“Only time will tell how consumers’ behaviors will change from the pre-COVID-19 world to the one we are living in today, but brands that want to thrive will need to adjust their strategies, sometimes dramatically, to reflect the new normal,” said Larry Levin, executive vice president, Market and Shopper Intelligence and Thought Leadership, IRI. “When we look at how new products were developed and distributed during a similar economic period, the Great Recession, we see ample opportunity for manufacturers and retailers to adjust their innovation strategies in order to keep winning.”
Targeting the consumer

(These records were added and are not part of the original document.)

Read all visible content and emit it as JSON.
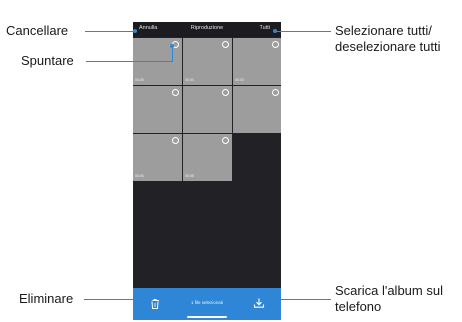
{
  "header": {
    "cancel_label": "Annulla",
    "title": "Riproduzione",
    "select_all_label": "Tutti"
  },
  "thumbnails": [
    {
      "duration": "00:05"
    },
    {
      "duration": "00:04"
    },
    {
      "duration": "00:03"
    },
    {
      "duration": ""
    },
    {
      "duration": ""
    },
    {
      "duration": ""
    },
    {
      "duration": "00:06"
    },
    {
      "duration": "00:05"
    }
  ],
  "bottom_bar": {
    "selected_count": "1 file selezionati",
    "delete_icon": "trash-icon",
    "download_icon": "download-icon"
  },
  "callouts": {
    "cancel": "Cancellare",
    "check": "Spuntare",
    "select_all_line1": "Selezionare tutti/",
    "select_all_line2": "deselezionare tutti",
    "delete": "Eliminare",
    "download_line1": "Scarica l'album sul",
    "download_line2": "telefono"
  },
  "colors": {
    "accent": "#2f86d6",
    "screen_bg": "#212126",
    "thumb": "#9d9d9d"
  }
}
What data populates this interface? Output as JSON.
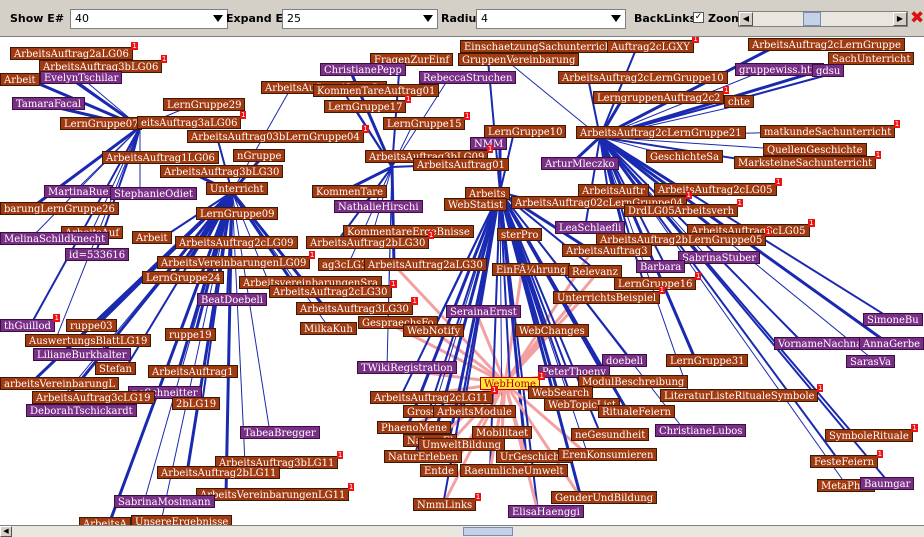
{
  "toolbar": {
    "show_label": "Show E#",
    "show_value": "40",
    "expand_label": "Expand E#",
    "expand_value": "25",
    "radius_label": "Radius",
    "radius_value": "4",
    "backlinks_label": "BackLinks",
    "backlinks_checked": "✓",
    "zoom_label": "Zoom",
    "zoom_checked": "✓",
    "close_icon": "✖"
  },
  "colors": {
    "topic": "#a13a10",
    "person": "#7a2f86",
    "selected": "#ffe23a",
    "edge": "#1a2ab0",
    "backlink_edge": "#f4a0a0"
  },
  "graph": {
    "selected": "WebHome",
    "nodes": [
      {
        "t": "EinschaetzungSachunterricht",
        "k": "br",
        "b": ""
      },
      {
        "t": "Auftrag2cLGXY",
        "k": "br",
        "b": "1"
      },
      {
        "t": "ArbeitsAuftrag2cLernGruppe",
        "k": "br",
        "b": ""
      },
      {
        "t": "ArbeitsAuftrag2aLG06",
        "k": "br",
        "b": "1"
      },
      {
        "t": "GruppenVereinbarung",
        "k": "br",
        "b": ""
      },
      {
        "t": "SachUnterricht",
        "k": "br",
        "b": ""
      },
      {
        "t": "ArbeitsAuftrag3bLG06",
        "k": "br",
        "b": "1"
      },
      {
        "t": "FragenZurEinf",
        "k": "br",
        "b": ""
      },
      {
        "t": "ChristianePepp",
        "k": "pu",
        "b": ""
      },
      {
        "t": "gruppewiss.htm",
        "k": "pu",
        "b": ""
      },
      {
        "t": "gdsu",
        "k": "pu",
        "b": ""
      },
      {
        "t": "EvelynTschilar",
        "k": "pu",
        "b": ""
      },
      {
        "t": "RebeccaStruchen",
        "k": "pu",
        "b": ""
      },
      {
        "t": "ArbeitsAuftrag2cLernGruppe10",
        "k": "br",
        "b": ""
      },
      {
        "t": "Arbeit",
        "k": "br",
        "b": ""
      },
      {
        "t": "ArbeitsAuftrag1LernGr",
        "k": "br",
        "b": ""
      },
      {
        "t": "KommenTareAuftrag01",
        "k": "br",
        "b": ""
      },
      {
        "t": "TamaraFacal",
        "k": "pu",
        "b": ""
      },
      {
        "t": "LernGruppe29",
        "k": "br",
        "b": ""
      },
      {
        "t": "LernGruppe17",
        "k": "br",
        "b": "1"
      },
      {
        "t": "LerngruppenAuftrag2c2",
        "k": "br",
        "b": "1"
      },
      {
        "t": "chte",
        "k": "br",
        "b": ""
      },
      {
        "t": "LernGruppe07",
        "k": "br",
        "b": ""
      },
      {
        "t": "eitsAuftrag3aLG06",
        "k": "br",
        "b": "1"
      },
      {
        "t": "LernGruppe15",
        "k": "br",
        "b": "1"
      },
      {
        "t": "LernGruppe10",
        "k": "br",
        "b": ""
      },
      {
        "t": "ArbeitsAuftrag2cLernGruppe21",
        "k": "br",
        "b": ""
      },
      {
        "t": "matkundeSachunterricht",
        "k": "br",
        "b": "1"
      },
      {
        "t": "ArbeitsAuftrag03bLernGruppe04",
        "k": "br",
        "b": "1"
      },
      {
        "t": "NMM",
        "k": "pu",
        "b": ""
      },
      {
        "t": "QuellenGeschichte",
        "k": "br",
        "b": ""
      },
      {
        "t": "ArbeitsAuftrag1LG06",
        "k": "br",
        "b": ""
      },
      {
        "t": "nGruppe",
        "k": "br",
        "b": ""
      },
      {
        "t": "ArbeitsAuftrag3bLG09",
        "k": "br",
        "b": "1"
      },
      {
        "t": "ArbeitsAuftrag01",
        "k": "br",
        "b": ""
      },
      {
        "t": "ArturMleczko",
        "k": "pu",
        "b": ""
      },
      {
        "t": "GeschichteSa",
        "k": "br",
        "b": ""
      },
      {
        "t": "MarksteineSachunterricht",
        "k": "br",
        "b": "1"
      },
      {
        "t": "ArbeitsAuftrag3bLG30",
        "k": "br",
        "b": ""
      },
      {
        "t": "MartinaRue",
        "k": "pu",
        "b": ""
      },
      {
        "t": "Unterricht",
        "k": "br",
        "b": ""
      },
      {
        "t": "KommenTare",
        "k": "br",
        "b": ""
      },
      {
        "t": "Arbeits",
        "k": "br",
        "b": ""
      },
      {
        "t": "ArbeitsAuftr",
        "k": "br",
        "b": ""
      },
      {
        "t": "ArbeitsAuftrag2cLG05",
        "k": "br",
        "b": "1"
      },
      {
        "t": "StephanieOdiet",
        "k": "pu",
        "b": ""
      },
      {
        "t": "ArbeitsAuftrag02cLernGruppe04",
        "k": "br",
        "b": "1"
      },
      {
        "t": "barungLernGruppe26",
        "k": "br",
        "b": ""
      },
      {
        "t": "NathalieHirschi",
        "k": "pu",
        "b": ""
      },
      {
        "t": "WebStatist",
        "k": "br",
        "b": ""
      },
      {
        "t": "DrdLG05Arbeitsverh",
        "k": "br",
        "b": "1"
      },
      {
        "t": "LernGruppe09",
        "k": "br",
        "b": ""
      },
      {
        "t": "LeaSchlaefli",
        "k": "pu",
        "b": ""
      },
      {
        "t": "ArbeitsAuftrag3cLG05",
        "k": "br",
        "b": "1"
      },
      {
        "t": "ArbeitsAuf",
        "k": "br",
        "b": ""
      },
      {
        "t": "Arbeit",
        "k": "br",
        "b": ""
      },
      {
        "t": "ArbeitsAuftrag2cLG09",
        "k": "br",
        "b": ""
      },
      {
        "t": "KommentareErgeBnisse",
        "k": "br",
        "b": ""
      },
      {
        "t": "sterPro",
        "k": "br",
        "b": ""
      },
      {
        "t": "ArbeitsAuftrag2bLernGruppe05",
        "k": "br",
        "b": "1"
      },
      {
        "t": "MelinaSchildknecht",
        "k": "pu",
        "b": ""
      },
      {
        "t": "ArbeitsAuftrag2bLG30",
        "k": "br",
        "b": "1"
      },
      {
        "t": "ArbeitsAuftrag3",
        "k": "br",
        "b": ""
      },
      {
        "t": "SabrinaStuber",
        "k": "pu",
        "b": ""
      },
      {
        "t": "id=533616",
        "k": "pu",
        "b": ""
      },
      {
        "t": "ArbeitsVereinbarungenLG09",
        "k": "br",
        "b": "1"
      },
      {
        "t": "ag3cLG30",
        "k": "br",
        "b": ""
      },
      {
        "t": "Barbara",
        "k": "pu",
        "b": ""
      },
      {
        "t": "ArbeitsAuftrag2aLG30",
        "k": "br",
        "b": ""
      },
      {
        "t": "EinFÃ¼hrung",
        "k": "br",
        "b": ""
      },
      {
        "t": "Relevanz",
        "k": "br",
        "b": ""
      },
      {
        "t": "LernGruppe24",
        "k": "br",
        "b": ""
      },
      {
        "t": "ArbeitsvereinbarungenSra",
        "k": "br",
        "b": ""
      },
      {
        "t": "LernGruppe16",
        "k": "br",
        "b": "1"
      },
      {
        "t": "ArbeitsAuftrag2cLG30",
        "k": "br",
        "b": "1"
      },
      {
        "t": "UnterrichtsBeispiel",
        "k": "br",
        "b": "1"
      },
      {
        "t": "BeatDoebeli",
        "k": "pu",
        "b": ""
      },
      {
        "t": "ArbeitsAuftrag3LG30",
        "k": "br",
        "b": "1"
      },
      {
        "t": "SerainaErnst",
        "k": "pu",
        "b": ""
      },
      {
        "t": "thGuillod",
        "k": "pu",
        "b": "1"
      },
      {
        "t": "ruppe03",
        "k": "br",
        "b": ""
      },
      {
        "t": "GespraechsFo",
        "k": "br",
        "b": ""
      },
      {
        "t": "SimoneBu",
        "k": "pu",
        "b": ""
      },
      {
        "t": "ruppe19",
        "k": "br",
        "b": ""
      },
      {
        "t": "MilkaKuh",
        "k": "br",
        "b": ""
      },
      {
        "t": "WebNotify",
        "k": "br",
        "b": ""
      },
      {
        "t": "WebChanges",
        "k": "br",
        "b": ""
      },
      {
        "t": "AuswertungsBlattLG19",
        "k": "br",
        "b": ""
      },
      {
        "t": "VornameNachname",
        "k": "pu",
        "b": ""
      },
      {
        "t": "AnnaGerbe",
        "k": "pu",
        "b": ""
      },
      {
        "t": "LilianeBurkhalter",
        "k": "pu",
        "b": ""
      },
      {
        "t": "doebeli",
        "k": "pu",
        "b": ""
      },
      {
        "t": "LernGruppe31",
        "k": "br",
        "b": ""
      },
      {
        "t": "SarasVa",
        "k": "pu",
        "b": ""
      },
      {
        "t": "Stefan",
        "k": "br",
        "b": ""
      },
      {
        "t": "ArbeitsAuftrag1",
        "k": "br",
        "b": ""
      },
      {
        "t": "TWikiRegistration",
        "k": "pu",
        "b": ""
      },
      {
        "t": "PeterThoeny",
        "k": "pu",
        "b": ""
      },
      {
        "t": "arbeitsVereinbarungL",
        "k": "br",
        "b": ""
      },
      {
        "t": "neSchneitter",
        "k": "pu",
        "b": ""
      },
      {
        "t": "WebHome",
        "k": "sel",
        "b": "1"
      },
      {
        "t": "ModulBeschreibung",
        "k": "br",
        "b": ""
      },
      {
        "t": "ArbeitsAuftrag3cLG19",
        "k": "br",
        "b": ""
      },
      {
        "t": "2bLG19",
        "k": "br",
        "b": ""
      },
      {
        "t": "WebSearch",
        "k": "br",
        "b": ""
      },
      {
        "t": "LiteraturListeRitualeSymbole",
        "k": "br",
        "b": "1"
      },
      {
        "t": "ArbeitsAuftrag2cLG11",
        "k": "br",
        "b": "1"
      },
      {
        "t": "DeborahTschickardt",
        "k": "pu",
        "b": ""
      },
      {
        "t": "GrosseFragen",
        "k": "br",
        "b": ""
      },
      {
        "t": "WebTopicList",
        "k": "br",
        "b": ""
      },
      {
        "t": "RitualeFeiern",
        "k": "br",
        "b": ""
      },
      {
        "t": "TabeaBregger",
        "k": "pu",
        "b": ""
      },
      {
        "t": "ArbeitsModule",
        "k": "br",
        "b": ""
      },
      {
        "t": "PhaenoMene",
        "k": "br",
        "b": ""
      },
      {
        "t": "ChristianeLubos",
        "k": "pu",
        "b": ""
      },
      {
        "t": "SymboleRituale",
        "k": "br",
        "b": "1"
      },
      {
        "t": "NatureEl",
        "k": "br",
        "b": ""
      },
      {
        "t": "Mobilitaet",
        "k": "br",
        "b": ""
      },
      {
        "t": "neGesundheit",
        "k": "br",
        "b": ""
      },
      {
        "t": "UmweltBildung",
        "k": "br",
        "b": ""
      },
      {
        "t": "ArbeitsAuftrag3bLG11",
        "k": "br",
        "b": "1"
      },
      {
        "t": "NaturErleben",
        "k": "br",
        "b": ""
      },
      {
        "t": "UrGeschichte",
        "k": "br",
        "b": ""
      },
      {
        "t": "ErenKonsumieren",
        "k": "br",
        "b": ""
      },
      {
        "t": "FesteFeiern",
        "k": "br",
        "b": "1"
      },
      {
        "t": "ArbeitsAuftrag2bLG11",
        "k": "br",
        "b": ""
      },
      {
        "t": "Entde",
        "k": "br",
        "b": ""
      },
      {
        "t": "RaeumlicheUmwelt",
        "k": "br",
        "b": ""
      },
      {
        "t": "ArbeitsVereinbarungenLG11",
        "k": "br",
        "b": "1"
      },
      {
        "t": "MetaPher",
        "k": "br",
        "b": ""
      },
      {
        "t": "Baumgar",
        "k": "pu",
        "b": ""
      },
      {
        "t": "GenderUndBildung",
        "k": "br",
        "b": ""
      },
      {
        "t": "SabrinaMosimann",
        "k": "pu",
        "b": ""
      },
      {
        "t": "NmmLinks",
        "k": "br",
        "b": "1"
      },
      {
        "t": "ArbeitsA",
        "k": "br",
        "b": ""
      },
      {
        "t": "UnsereErgebnisse",
        "k": "br",
        "b": ""
      },
      {
        "t": "ElisaHaenggi",
        "k": "pu",
        "b": ""
      }
    ]
  }
}
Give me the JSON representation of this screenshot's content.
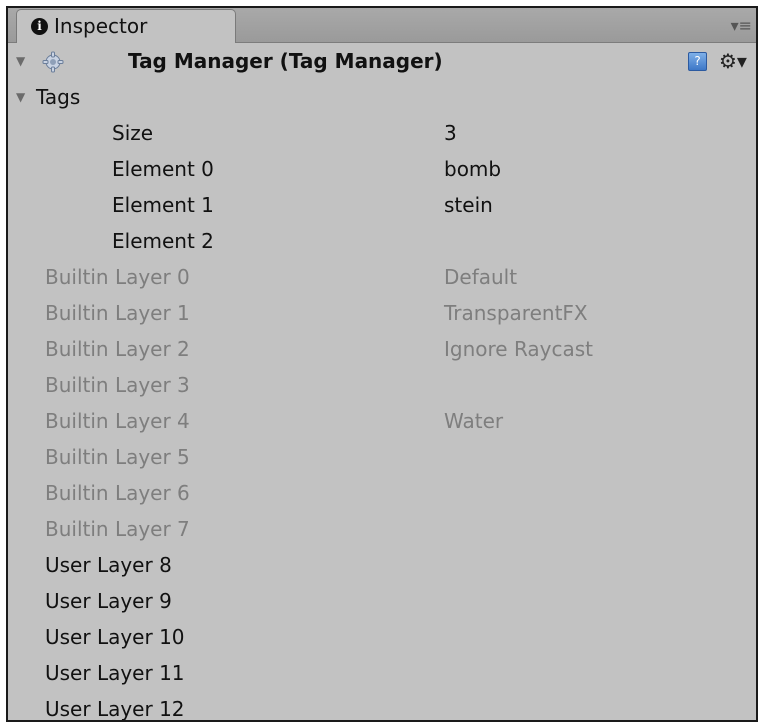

To understand those consumers who have catalyzed New Product Pacesetter products (in a pre-COVID-19 world), IRI used the New Product Pacesetter Consumer Survey results and ran certain segments through its EconoLink lens to gauge how enthusiastic people are about new products with consideration of their financial situations and outlooks. Survey results and EconoLink segments identified a powerful consumer group—Avid Early Adopters—who have a high propensity to buy new products. Avid Early Adopters are most often in their mid-40s, have kids at home and have moderate income levels, though income enough to take risks with their purchases. And while this group represents only about 8% of the population, it’s small but powerful, IRI noted. Most members of this group are committed to new products across segments. They are likely to try a new product in four of six categories, compared with New Product Enthusiasts, who engage in up to three, and Laggards, who try up to two. U.S. consumers remain consistent in their adoption of new products, with about 1 in 12 continuing to see themselves as Avid Early Adopters. The convergence of an adopter mindset combined with an economic backdrop provides an interesting story that helps cultivate targeted opportunities for manufacturers and retailers, the report concluded.